Great cause...but who are half of these clowns?
A couple of things are worth noting about the two versions of “We Are the World,” the original which cobbled together the biggest pop stars of the 80s under the moniker USA for Africa, and the new version, “We Are the World: 25 For Haiti,” that debuted during the Winter Olympics last Friday and will benefit victims of the devastating earthquake that struck Haiti last month.
The first and most important is that the idea is deeply momentous; gathering top name musical acts and celebrities for the sole purpose of drawing attention to the impoverished and the catastrophe laden victims of both famine and now natural disaster.
The second is that the song, this year’s and the 1985 one - are absolutely terrible.
Filled with sappy sentimentality and penned by the purveyors of lyrical cheese, Michael Jackson and Lionel Richie, the piece represents so much of what was wrong with the 80s; it was over the top, it was messy and it was completely overblown at seven minutes long.
Incredibly dated, the best it has going for it these days is the cache of top-tier artists who contributed. Bruce Springsteen, Michael Jackson, Billy Joel, Bob Dylan and Stevie Wonder are all recognized as legends in the annals of music history who were superstars even when they took part – but there’s virtually no one with that type of star power in the new one, which is just a ridiculous mess.
Starting off with Justin Bieber on vocals is one of the more head-scratching moves by producers of the song. Will anyone even know who this kid is in five years?
Lionel Richie should know better, but then again, he invited his daughter Nicole to take part. It’s bad enough non-singing celebrities take part, but a pseudo-celeb who is most famous for starring in a brainless reality show with Paris Hilton?
Vince Vaughn, yes – Vince Vaughn actually gets a pass because somebody had to be the 2010 version of the 1985 Dan Akroyd. And the Jonas Brothers are almost a little like this year’s Pointer Sisters if you think about it.
Nearly everyone who takes part is over-emoting or over dramatizing their performance. From Barbra Streisand’s breathy sighs to Jennifer Nettles contorting facial expressions, it’s hard to figure out if these people were taking part for charity or for an Academy Award.
Speaking of Oscars, has anyone told Jamie Foxx that he can only win once for portraying Ray Charles? A talented artist in his own right, he needs to stop milking it – unless he’s trying to make people forget he also starred in the big screen adaptation of Miami Vice.
Janet Jackson’s duet with her dead brother Michael is a nice touch, even if it is a little creepy in a too-soon sort of way, and the rap at the end of the song is just atrocious.

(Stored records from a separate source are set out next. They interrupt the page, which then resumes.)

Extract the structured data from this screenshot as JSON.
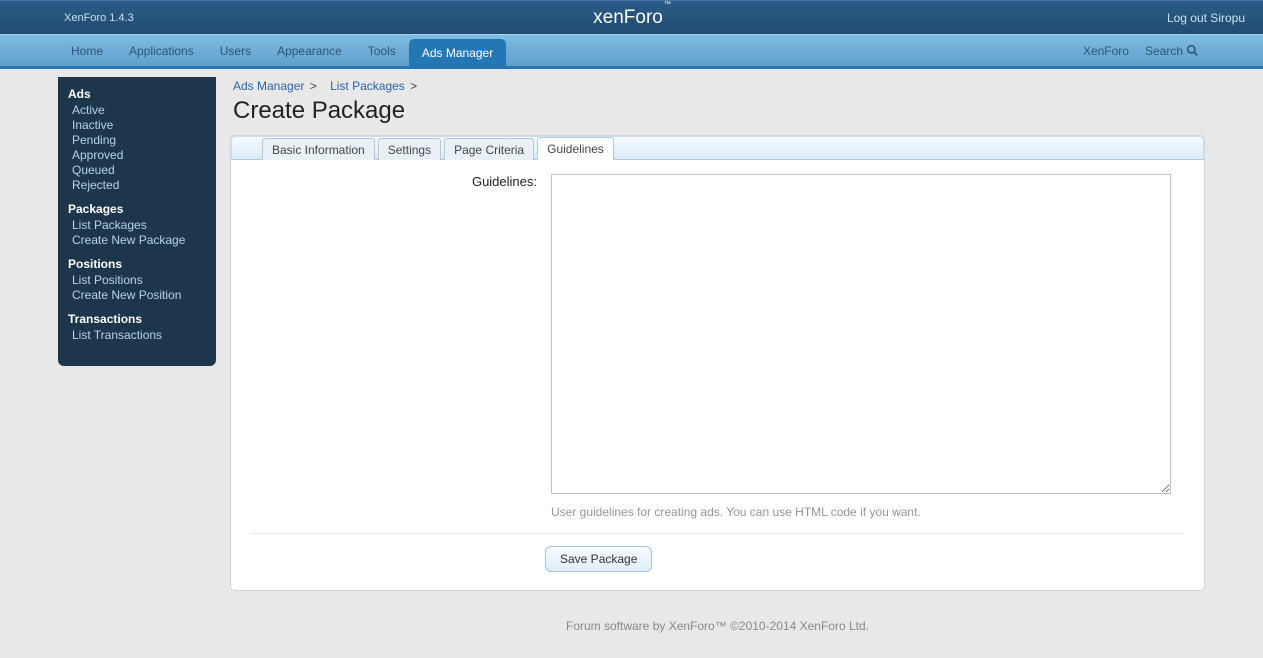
{
  "header": {
    "version": "XenForo 1.4.3",
    "logo_pre": "xen",
    "logo_post": "Foro",
    "logout": "Log out Siropu"
  },
  "nav": {
    "items": [
      "Home",
      "Applications",
      "Users",
      "Appearance",
      "Tools",
      "Ads Manager"
    ],
    "active_index": 5,
    "right_link": "XenForo",
    "search_label": "Search"
  },
  "sidebar": [
    {
      "heading": "Ads",
      "links": [
        "Active",
        "Inactive",
        "Pending",
        "Approved",
        "Queued",
        "Rejected"
      ]
    },
    {
      "heading": "Packages",
      "links": [
        "List Packages",
        "Create New Package"
      ]
    },
    {
      "heading": "Positions",
      "links": [
        "List Positions",
        "Create New Position"
      ]
    },
    {
      "heading": "Transactions",
      "links": [
        "List Transactions"
      ]
    }
  ],
  "breadcrumb": [
    "Ads Manager",
    "List Packages"
  ],
  "page_title": "Create Package",
  "tabs": {
    "items": [
      "Basic Information",
      "Settings",
      "Page Criteria",
      "Guidelines"
    ],
    "active_index": 3
  },
  "form": {
    "guidelines_label": "Guidelines:",
    "guidelines_value": "",
    "hint": "User guidelines for creating ads. You can use HTML code if you want.",
    "save": "Save Package"
  },
  "footer": "Forum software by XenForo™ ©2010-2014 XenForo Ltd."
}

But what already dates the track is the use of Auto-Tune by Akon, Lil Wayne and T-Pain. It’s a form of voice processing for people who can’t really hold a note, and it’s already facing a severe backlash, and will probably be non-existent by this time next year.
There isn’t really anyone who seems to be over the moon about the new version either. Jay-Z has been the most vocal critic, telling MTV, “Some things are just untouchable.”

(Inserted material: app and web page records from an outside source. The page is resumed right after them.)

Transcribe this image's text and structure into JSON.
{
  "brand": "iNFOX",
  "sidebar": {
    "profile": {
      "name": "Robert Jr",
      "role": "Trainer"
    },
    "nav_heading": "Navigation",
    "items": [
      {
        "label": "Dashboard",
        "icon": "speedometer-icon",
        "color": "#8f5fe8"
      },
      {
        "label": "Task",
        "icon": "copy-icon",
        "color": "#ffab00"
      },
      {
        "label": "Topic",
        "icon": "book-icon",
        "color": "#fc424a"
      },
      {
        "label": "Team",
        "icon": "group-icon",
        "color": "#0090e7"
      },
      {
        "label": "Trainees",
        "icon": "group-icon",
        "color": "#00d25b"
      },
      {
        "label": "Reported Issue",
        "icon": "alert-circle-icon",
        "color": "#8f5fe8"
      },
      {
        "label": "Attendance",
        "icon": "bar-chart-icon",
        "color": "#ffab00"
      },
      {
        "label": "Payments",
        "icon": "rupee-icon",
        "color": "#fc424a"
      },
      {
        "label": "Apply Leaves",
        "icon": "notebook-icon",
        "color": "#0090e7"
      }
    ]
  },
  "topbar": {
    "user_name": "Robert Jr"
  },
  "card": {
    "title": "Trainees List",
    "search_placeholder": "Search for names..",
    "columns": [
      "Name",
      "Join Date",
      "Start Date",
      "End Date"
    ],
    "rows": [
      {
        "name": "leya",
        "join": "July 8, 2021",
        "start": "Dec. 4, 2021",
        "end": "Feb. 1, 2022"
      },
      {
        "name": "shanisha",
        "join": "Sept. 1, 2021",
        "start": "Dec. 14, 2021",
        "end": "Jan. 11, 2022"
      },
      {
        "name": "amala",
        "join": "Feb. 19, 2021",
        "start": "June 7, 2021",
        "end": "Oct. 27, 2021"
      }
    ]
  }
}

"I know everybody is gonna take this wrong: “We Are the World,” I love it, and I understand the point and think it's great,” he said. “But I think “We Are the World” is like [Michael Jackson's] “Thriller” to me. I don't ever wanna see it touched.”

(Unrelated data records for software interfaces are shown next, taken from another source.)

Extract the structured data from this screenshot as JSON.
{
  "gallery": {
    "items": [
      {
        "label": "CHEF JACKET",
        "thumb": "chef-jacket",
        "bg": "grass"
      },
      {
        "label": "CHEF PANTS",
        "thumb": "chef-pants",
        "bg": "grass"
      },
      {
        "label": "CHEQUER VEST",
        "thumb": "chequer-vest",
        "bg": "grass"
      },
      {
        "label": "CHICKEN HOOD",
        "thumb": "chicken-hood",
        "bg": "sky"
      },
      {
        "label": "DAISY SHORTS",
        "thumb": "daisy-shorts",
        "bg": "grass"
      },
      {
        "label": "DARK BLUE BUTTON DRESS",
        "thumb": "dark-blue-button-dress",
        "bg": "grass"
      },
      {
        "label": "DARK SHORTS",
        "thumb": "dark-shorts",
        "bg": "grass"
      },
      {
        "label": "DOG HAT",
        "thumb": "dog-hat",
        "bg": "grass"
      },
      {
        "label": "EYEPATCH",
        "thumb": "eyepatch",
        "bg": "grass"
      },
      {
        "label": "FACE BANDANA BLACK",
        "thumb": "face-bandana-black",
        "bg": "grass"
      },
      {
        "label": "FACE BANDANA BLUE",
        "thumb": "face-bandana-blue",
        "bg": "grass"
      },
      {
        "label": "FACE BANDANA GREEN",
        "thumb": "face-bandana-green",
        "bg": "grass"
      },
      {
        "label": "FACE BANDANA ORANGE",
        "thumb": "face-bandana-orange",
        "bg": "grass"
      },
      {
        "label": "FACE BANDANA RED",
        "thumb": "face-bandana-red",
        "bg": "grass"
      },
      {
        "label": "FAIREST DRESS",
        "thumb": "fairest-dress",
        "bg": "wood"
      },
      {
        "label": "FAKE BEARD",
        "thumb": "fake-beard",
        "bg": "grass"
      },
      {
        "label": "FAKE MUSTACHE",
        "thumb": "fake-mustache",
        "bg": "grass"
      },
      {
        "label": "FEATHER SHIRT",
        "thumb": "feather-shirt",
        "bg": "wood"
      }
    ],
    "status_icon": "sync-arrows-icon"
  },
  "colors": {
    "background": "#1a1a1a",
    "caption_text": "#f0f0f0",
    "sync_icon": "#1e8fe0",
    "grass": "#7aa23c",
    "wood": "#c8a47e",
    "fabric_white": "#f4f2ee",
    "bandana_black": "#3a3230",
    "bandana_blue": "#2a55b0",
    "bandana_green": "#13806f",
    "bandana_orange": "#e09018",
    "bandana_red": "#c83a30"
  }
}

How about we never hear it played again? That’s a cause worth donating to.